Also, we want to add two void pointers: one named audioThreadReturn and one named videoThreadReturn. The return pointers will be used when “joining” (i.e. exiting) each thread below; they will allow you to interrogate the status after an exit.

It should end up looking like:

pthread_t audioThread, videoThread;
void *audioThreadReturn, *videoThreadReturn;
  • Replace the direct call of video_thread_fxn() with a call of launch_pthread() to create a new thread that has video_thread_fxn() as its entry point.

Currently main.c calls video_thread_fxn. Replace this direct function call with a call to launch_pthread()

Replace the following:

 /* Call video thread function */
 videoThreadReturn = video_thread_fxn((void *) &video_env);

With this starting code … you have to fill in a few details:

/* Create a thread for video loopthru */
if(launch_pthread(&thread, (type), (priority), video_function, argument) != thread_SUCCESS){
    ERR("pthread create failed for video thread\n");
    status = EXIT_FAILURE;
    goto cleanup;

We’ve given you hints, but you need to figure out the actual arguments to launch_pthread(). Don’t forget to add #defines for audio & video thread created masks.

Either REALTIME or TIMESLICE as per thread.h. As per the lecture, we want to set this field to TIMESLICE for video_thread_fxn().
This value will be ignored for TIMESLICE type, so you can set it to zero.
  • Add launch_pthread() calls to launch the audio_thread_fxn() entry points as threads with the following characteristics:
type: REALTIME, priority: 99

At this point, you should have 2 sets of launch_pthread calls (one for video and audio). Be sure to record successful launching of the audio thread in the initMask.

  • To make debugging easier, put a one-second delay in between pthread_create() calls.

Since we’re creating two pthread’s back-to-back, you might find that their debug messages could become interleaved – which can make debugging more difficult. To this end, when building with our “debug” profile, we could delay the start of the second pthread_create() by using a Linux time function. Insert the following code between your two launch_pthread() calls to cause Linux to sleep for one second. This should make debugging easier.

#ifdef _DEBUG_
  • Add “cleanup” section using pthread_join() for both audio and video threads.
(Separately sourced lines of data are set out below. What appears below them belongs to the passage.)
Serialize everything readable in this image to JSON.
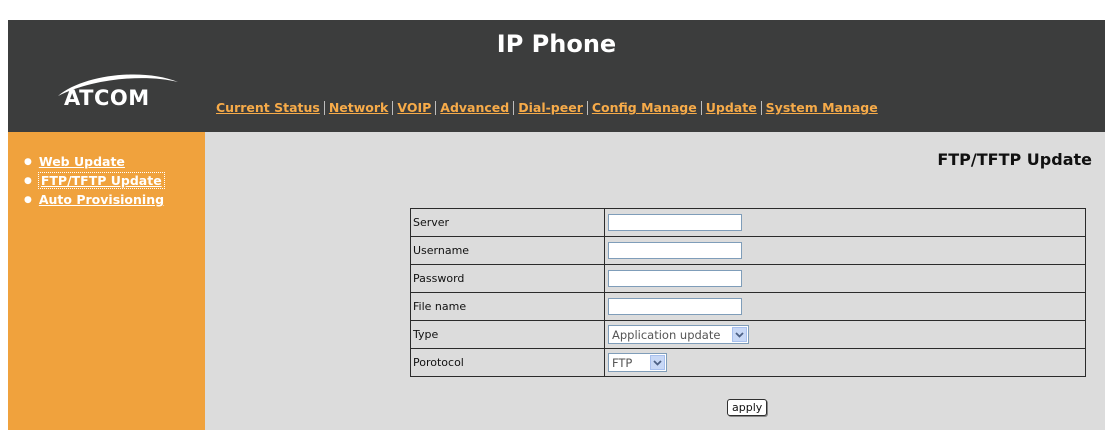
{
  "header": {
    "title": "IP Phone",
    "logo_text": "ATCOM"
  },
  "nav": {
    "items": [
      {
        "label": "Current Status"
      },
      {
        "label": "Network"
      },
      {
        "label": "VOIP"
      },
      {
        "label": "Advanced"
      },
      {
        "label": "Dial-peer"
      },
      {
        "label": "Config Manage"
      },
      {
        "label": "Update"
      },
      {
        "label": "System Manage"
      }
    ]
  },
  "sidebar": {
    "items": [
      {
        "label": "Web Update",
        "active": false
      },
      {
        "label": "FTP/TFTP Update",
        "active": true
      },
      {
        "label": "Auto Provisioning",
        "active": false
      }
    ]
  },
  "main": {
    "title": "FTP/TFTP Update",
    "form": {
      "server_label": "Server",
      "server_value": "",
      "username_label": "Username",
      "username_value": "",
      "password_label": "Password",
      "password_value": "",
      "filename_label": "File name",
      "filename_value": "",
      "type_label": "Type",
      "type_value": "Application update",
      "protocol_label": "Porotocol",
      "protocol_value": "FTP"
    },
    "apply_label": "apply"
  },
  "colors": {
    "header_bg": "#3c3d3d",
    "accent_orange": "#f0a23d",
    "content_bg": "#dcdcdc"
  }
}
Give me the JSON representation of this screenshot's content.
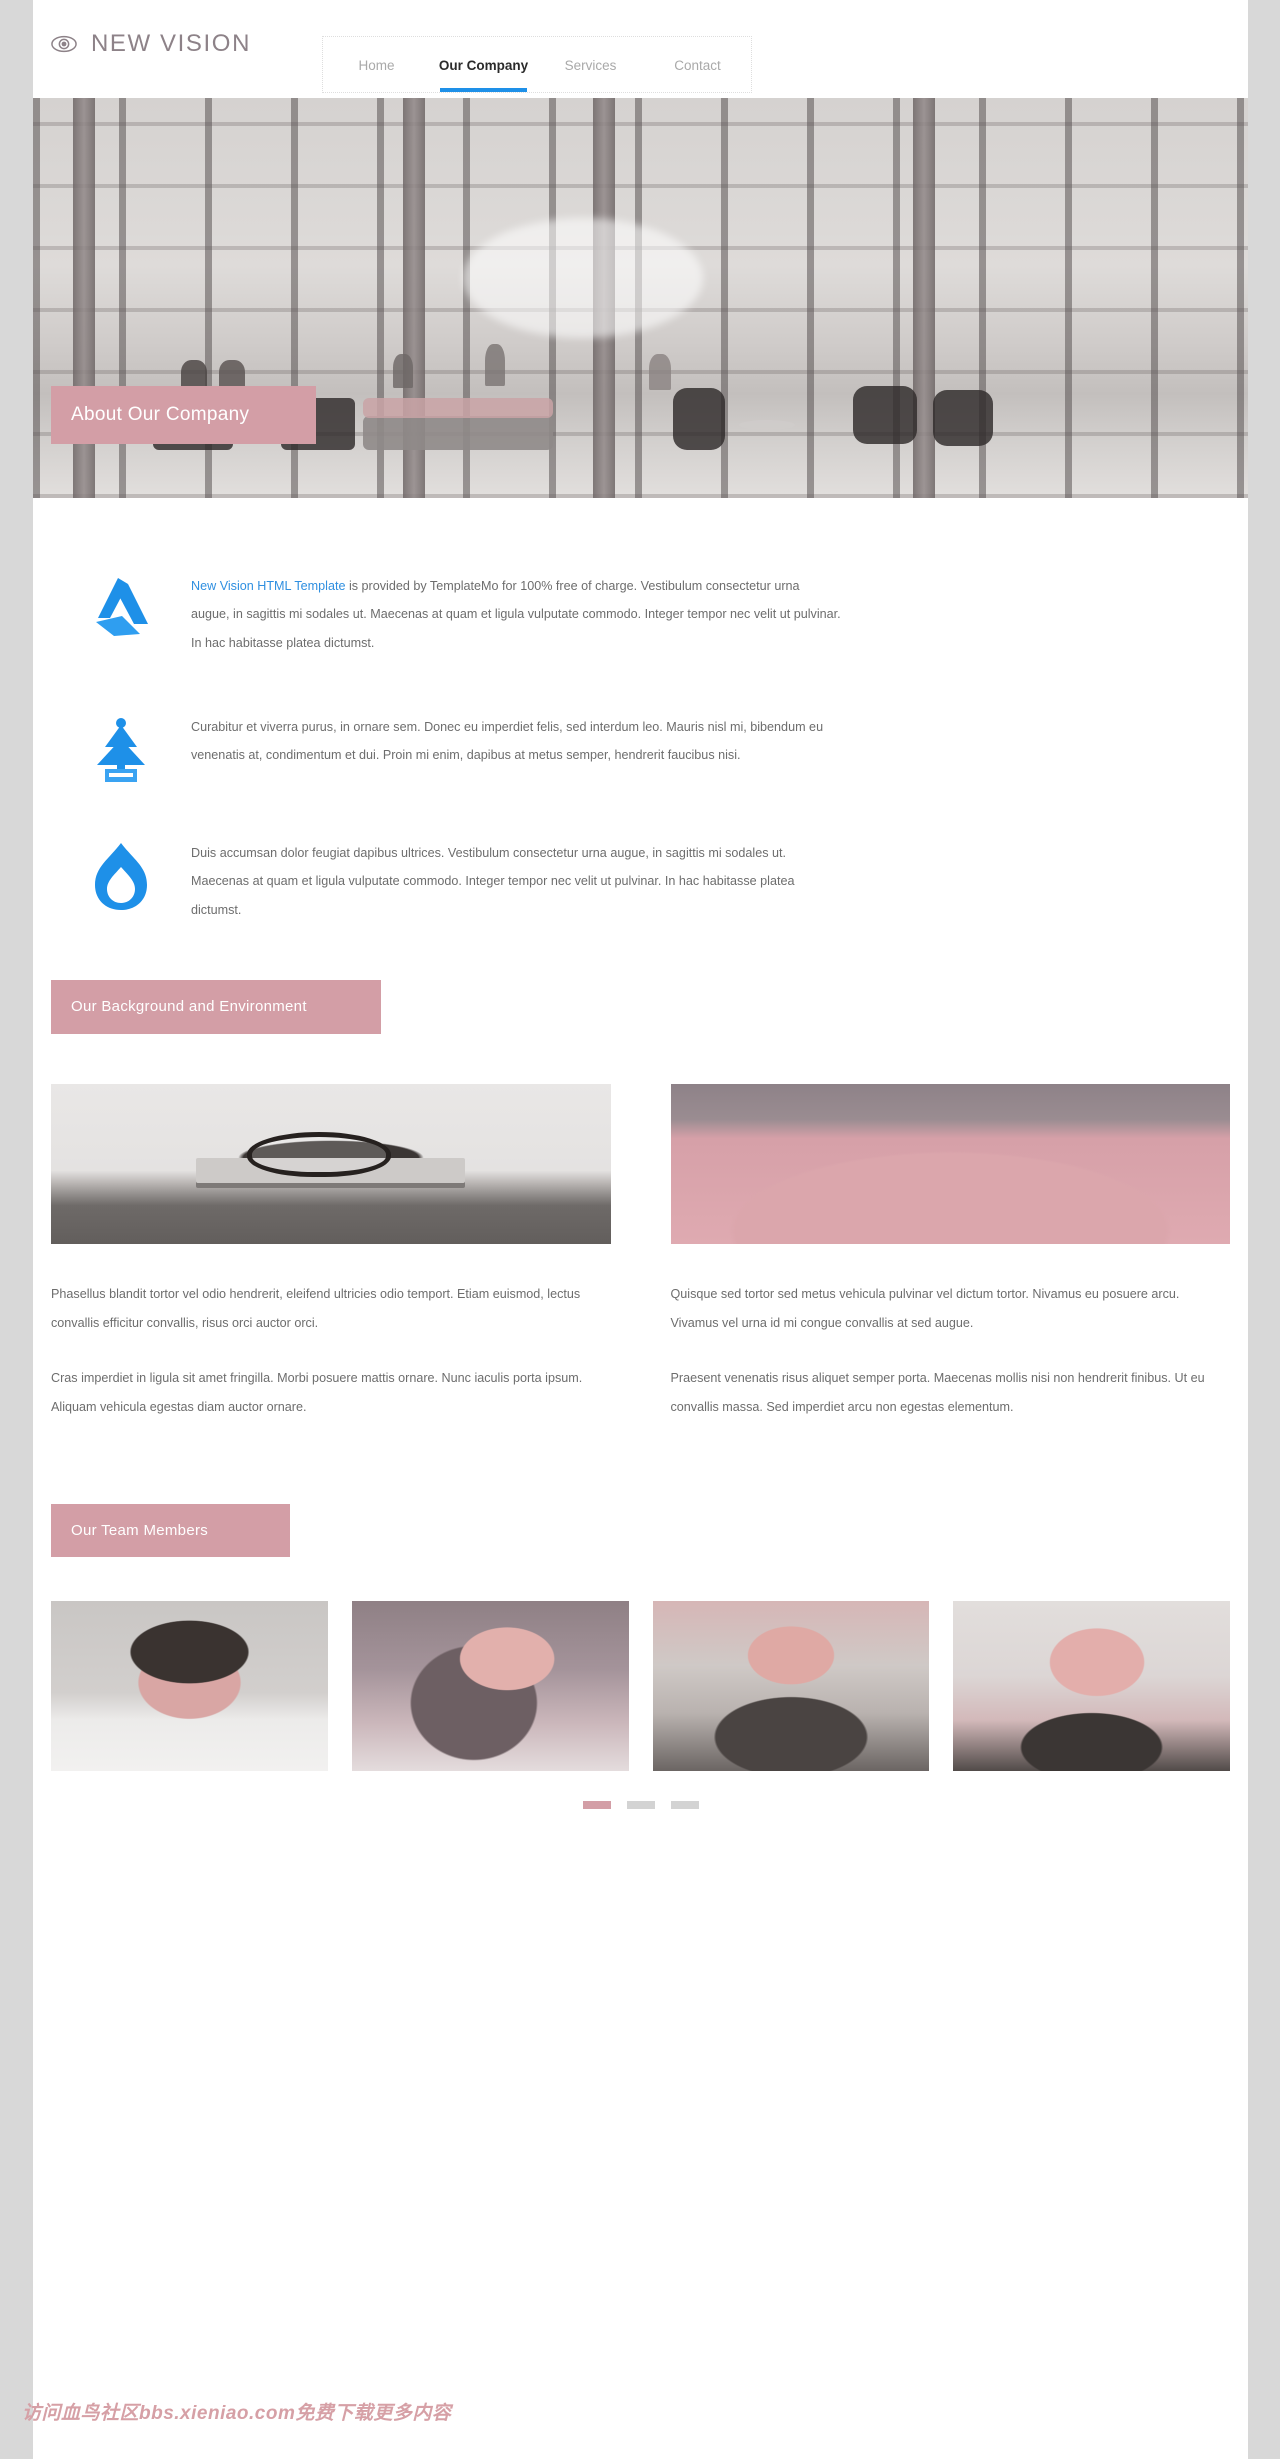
{
  "site": {
    "logo_icon": "eye-icon",
    "logo_text": "NEW VISION"
  },
  "nav": {
    "items": [
      {
        "label": "Home",
        "active": false
      },
      {
        "label": "Our Company",
        "active": true
      },
      {
        "label": "Services",
        "active": false
      },
      {
        "label": "Contact",
        "active": false
      }
    ],
    "active_accent": "#1e90e8"
  },
  "hero": {
    "alt": "Modern glass atrium lobby with people seated in lounge furniture"
  },
  "about": {
    "banner_title": "About Our Company",
    "banner_color": "#d39ea6",
    "features": [
      {
        "icon": "origami-bird-icon",
        "link_text": "New Vision HTML Template",
        "text": " is provided by TemplateMo for 100% free of charge. Vestibulum consectetur urna augue, in sagittis mi sodales ut. Maecenas at quam et ligula vulputate commodo. Integer tempor nec velit ut pulvinar. In hac habitasse platea dictumst."
      },
      {
        "icon": "pine-tree-icon",
        "link_text": "",
        "text": "Curabitur et viverra purus, in ornare sem. Donec eu imperdiet felis, sed interdum leo. Mauris nisl mi, bibendum eu venenatis at, condimentum et dui. Proin mi enim, dapibus at metus semper, hendrerit faucibus nisi."
      },
      {
        "icon": "flame-icon",
        "link_text": "",
        "text": "Duis accumsan dolor feugiat dapibus ultrices. Vestibulum consectetur urna augue, in sagittis mi sodales ut. Maecenas at quam et ligula vulputate commodo. Integer tempor nec velit ut pulvinar. In hac habitasse platea dictumst."
      }
    ],
    "icon_color": "#1e90e8"
  },
  "background_section": {
    "banner_title": "Our Background and Environment",
    "columns": [
      {
        "image_alt": "Laptop with eyeglasses, phone and mouse on a desk",
        "paragraphs": [
          "Phasellus blandit tortor vel odio hendrerit, eleifend ultricies odio temport. Etiam euismod, lectus convallis efficitur convallis, risus orci auctor orci.",
          "Cras imperdiet in ligula sit amet fringilla. Morbi posuere mattis ornare. Nunc iaculis porta ipsum. Aliquam vehicula egestas diam auctor ornare."
        ]
      },
      {
        "image_alt": "Pink toned abstract landscape photograph",
        "paragraphs": [
          "Quisque sed tortor sed metus vehicula pulvinar vel dictum tortor. Nivamus eu posuere arcu. Vivamus vel urna id mi congue convallis at sed augue.",
          "Praesent venenatis risus aliquet semper porta. Maecenas mollis nisi non hendrerit finibus. Ut eu convallis massa. Sed imperdiet arcu non egestas elementum."
        ]
      }
    ]
  },
  "team_section": {
    "banner_title": "Our Team Members",
    "members": [
      {
        "photo_alt": "Young man in white t-shirt with star graphic"
      },
      {
        "photo_alt": "Smiling woman with long hair"
      },
      {
        "photo_alt": "Bearded man in dark printed t-shirt"
      },
      {
        "photo_alt": "Smiling blonde woman in dark top"
      }
    ],
    "carousel": {
      "dots": [
        {
          "active": true
        },
        {
          "active": false
        },
        {
          "active": false
        }
      ],
      "active_color": "#d39ea6",
      "inactive_color": "#d3d3d3"
    }
  },
  "watermark": {
    "text": "访问血鸟社区bbs.xieniao.com免费下载更多内容",
    "color": "#d6a0a6"
  }
}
First, let’s create a “cleanup” section in our main.c file. After the audio and video threads have been created, use pthread_join on both threads to pause execution of the main thread until all threads have exited.
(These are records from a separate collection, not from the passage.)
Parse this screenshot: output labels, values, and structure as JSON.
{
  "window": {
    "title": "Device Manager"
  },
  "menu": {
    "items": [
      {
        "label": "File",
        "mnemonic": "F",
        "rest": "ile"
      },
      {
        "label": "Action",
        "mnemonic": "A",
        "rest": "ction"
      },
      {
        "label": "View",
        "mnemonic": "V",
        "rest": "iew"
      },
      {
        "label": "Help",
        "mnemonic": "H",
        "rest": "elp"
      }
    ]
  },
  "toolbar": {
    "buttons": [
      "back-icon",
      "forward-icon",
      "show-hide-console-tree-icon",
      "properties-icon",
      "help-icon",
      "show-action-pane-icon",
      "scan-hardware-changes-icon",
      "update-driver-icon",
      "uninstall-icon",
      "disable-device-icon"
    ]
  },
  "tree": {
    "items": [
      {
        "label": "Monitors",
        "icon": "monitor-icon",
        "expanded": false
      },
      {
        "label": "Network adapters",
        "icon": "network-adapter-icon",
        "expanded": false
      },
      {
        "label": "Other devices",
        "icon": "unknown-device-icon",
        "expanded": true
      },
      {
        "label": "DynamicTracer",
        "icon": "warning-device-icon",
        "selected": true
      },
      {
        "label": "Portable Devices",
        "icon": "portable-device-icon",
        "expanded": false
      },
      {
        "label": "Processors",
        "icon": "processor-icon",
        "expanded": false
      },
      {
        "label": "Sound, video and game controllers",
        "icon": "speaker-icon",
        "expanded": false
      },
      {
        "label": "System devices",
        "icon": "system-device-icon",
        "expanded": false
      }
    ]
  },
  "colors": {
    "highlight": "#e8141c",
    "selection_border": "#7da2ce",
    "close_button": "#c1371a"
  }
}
The prototype for pthread_join is:

int pthread_join(pthread_t thread, void **value_ptr);

The first parameter is the handle to the thread to join to (the variable we created above, then filled-in with pthread_create() above).
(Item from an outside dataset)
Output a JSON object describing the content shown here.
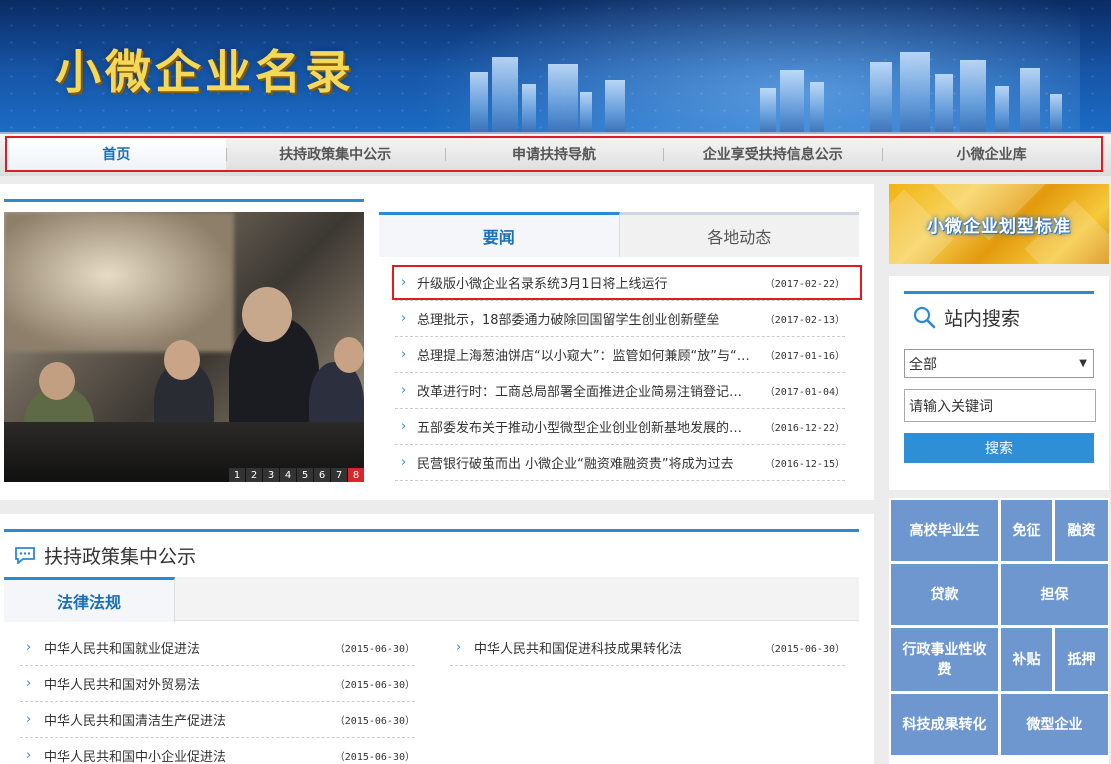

We use audioThreadReturn and videoThreadReturn pointers (by reference) to store the return status (pass/fail) from the join function. Since we want to return a value via this argument, we want to pass the (void pointer) argument by reference. To avoid getting an incompatible pointer type warning, we want to recast this argument – since this recasting can be a bit tricky for some of us, rather than have you figure it out by trial-and-error, here are the values to use for the second argument of each join function:

(void **) &videoThreadReturn
(void **) &audioThreadReturn

So, as an example, to join the video thread, you can write the following after “cleanup:” :

pthread_join(videoThread, (void **) &videoThreadReturn);
  • Ensure all initMask #defines are completed for video and audio.
  • Save and close main.c.

Edit makefile_profile.mak

  • Modify makefile_profile.mak to use the ALSA sound libraries by adding -lasound to CFLAGS.
  • Build and run the application
beagle$ make 
beagle$ ./videoThru_DEBUG.Beagle 

You should have simultaneous audio and video playing through the board.

  • Press Ctrl-C to exit the application.

Demo your program

  1. Demo you program.
  2. Run htop in another window. Why does videoThru_DEBUG.Beagle show up twice? How much of the CPU does it use?
  3. Run ps aux | grep vid. What shows up? Try ps aux -L | grep vid. What can you tell about the threads?

thumb‎ Embedded Linux Class by Mark A. Yoder